Avoiding high-risk PCI procedures does not improve hospital scores according to a study presented at SCAI 2021. CTO procedure at Henry Ford Hospital, Detroit. Photo by Dave Fornell.
May 5, 2021 — A late-breaking study presented at the Society for Cardiovascular Angiography and Interventions (SCAI) 2021 meeting looked at hospital-level percutaneous coronary intervention (PCI) performance with simulated risk avoidance strategies and found this might not improve performance.
"Any individual hospital seeking to improve their performance, there is no guarantee that practicing systematic risk-avoidance will improve the measured quality of a PCI program, and may in fact worsen it," explained Ashwin Nathan M.D., a cardiology fellow at the Hospital of the University of Pennsylvania, who presented the study.
He said the study data support offering PCI to appropriate candidates regardless of calculated pre-procedural risk.
The study was conducted because it is believed some PCI operators may avoid high-risk cases so they can to limit the effect of these cases on performance metrics. Nathan said the effect of such a strategy on individual hospital performance metrics is uncertain. This study simulated the effects of systematic risk avoidance on risk-adjusted post-PCI mortality.
He said hospitals, especially in states that require public reporting on outcomes, may shy away from high-risk patients or complex procedures in an effort to improve these publicly reported scores.
Researchers identified all adult patients who underwent PCI at a participating hospital in the National Cardiovascular Data Registry CathPCI registry between January 2017 and December 2017. Risk-adjusted mortality rates were calculated for each hospital. They then simulated a systematic risk-avoidance strategy of eliminating the highest predicted risk cases (top 10%) for each hospital, then recalculating risk-adjusted mortality rates.
The study included 1,565 hospitals in the analysis.

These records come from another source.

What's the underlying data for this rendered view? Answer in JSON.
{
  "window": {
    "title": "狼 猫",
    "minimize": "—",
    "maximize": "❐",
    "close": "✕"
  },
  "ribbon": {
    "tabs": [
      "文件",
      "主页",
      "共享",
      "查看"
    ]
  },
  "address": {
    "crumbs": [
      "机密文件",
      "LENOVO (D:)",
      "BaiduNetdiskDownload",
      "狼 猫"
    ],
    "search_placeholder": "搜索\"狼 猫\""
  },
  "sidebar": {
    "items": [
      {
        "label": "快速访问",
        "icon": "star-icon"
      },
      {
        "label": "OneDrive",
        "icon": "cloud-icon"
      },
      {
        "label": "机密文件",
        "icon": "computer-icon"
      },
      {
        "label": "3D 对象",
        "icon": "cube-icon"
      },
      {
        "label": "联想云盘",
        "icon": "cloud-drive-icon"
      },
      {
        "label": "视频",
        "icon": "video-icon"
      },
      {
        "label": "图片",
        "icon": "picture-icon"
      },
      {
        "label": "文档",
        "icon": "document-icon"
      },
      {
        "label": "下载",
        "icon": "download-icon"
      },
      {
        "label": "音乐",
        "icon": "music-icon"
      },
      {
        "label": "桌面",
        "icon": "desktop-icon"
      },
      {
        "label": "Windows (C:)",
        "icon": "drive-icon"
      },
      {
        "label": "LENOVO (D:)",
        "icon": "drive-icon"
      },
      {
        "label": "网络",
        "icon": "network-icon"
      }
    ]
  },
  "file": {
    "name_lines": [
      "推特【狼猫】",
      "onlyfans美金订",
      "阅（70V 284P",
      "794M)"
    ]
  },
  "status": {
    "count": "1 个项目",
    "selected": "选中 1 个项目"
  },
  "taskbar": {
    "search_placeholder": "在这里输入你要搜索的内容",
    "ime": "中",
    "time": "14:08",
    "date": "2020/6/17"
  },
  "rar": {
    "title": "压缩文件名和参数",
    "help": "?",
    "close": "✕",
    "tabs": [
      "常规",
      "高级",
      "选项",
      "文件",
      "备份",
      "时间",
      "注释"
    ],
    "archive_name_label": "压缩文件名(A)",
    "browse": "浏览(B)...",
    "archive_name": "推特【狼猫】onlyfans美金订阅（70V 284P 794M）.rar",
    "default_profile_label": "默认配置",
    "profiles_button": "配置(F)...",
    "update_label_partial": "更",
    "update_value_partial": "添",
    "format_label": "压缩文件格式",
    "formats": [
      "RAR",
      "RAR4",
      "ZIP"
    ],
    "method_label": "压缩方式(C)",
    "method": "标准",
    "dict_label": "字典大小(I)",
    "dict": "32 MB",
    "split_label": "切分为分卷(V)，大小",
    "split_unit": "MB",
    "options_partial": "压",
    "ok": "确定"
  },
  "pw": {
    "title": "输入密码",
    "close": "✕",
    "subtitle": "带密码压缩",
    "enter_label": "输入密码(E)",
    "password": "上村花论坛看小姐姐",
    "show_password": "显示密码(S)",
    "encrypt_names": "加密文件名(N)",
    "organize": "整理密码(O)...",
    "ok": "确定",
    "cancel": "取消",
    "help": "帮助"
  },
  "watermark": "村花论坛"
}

Of these, 883 (56.4%) hospitals reduced their risk-adjusted mortality rate, but 610 (39%) hospitals increased their risk-adjusted mortality rate. Hospitals changed their risk-adjusted mortality rate by -0.14% on average with this strategy.
There were no significant differences in the patient or procedural characteristics among hospitals which improved compared with those that worsened.
The study authors included: Ashwin Nathan, M.D.; Sameed Khatana, M.D., MPH; Elias Dayoub, M.D., MPP; Lauren Eberly, M.D., MPH; Paul Fiorilli, M.D.; Alexander Fanaroff, M.D.; Peter Groeneveld, M.D., MS; and Jay S. Giri, M.D., FSCAI, all from the Hospital of the University of Pennsylvania. Stephen Waldo, M.D., University of Colorado Anschutz Medical Campus; Robert W. Yeh, M.D., FSCAI, Beth Israel Deaconess Medical Center; Sunil V. Rao, M.D., FSCAI, and Adam Nelson, MBBS, Duke University Hospital; and Pratik Manandhar, MS, Daniel Wojdyla, Ph.D., and Tracy Yu-Ping Wang, M.D., from the Duke Clinical Research Institute.
Watch the VIDEO: Avoiding Higher Risk Cath Lab Patients May Not Improve Outcomes Scores — Interview with Ashwin Nathan M.D.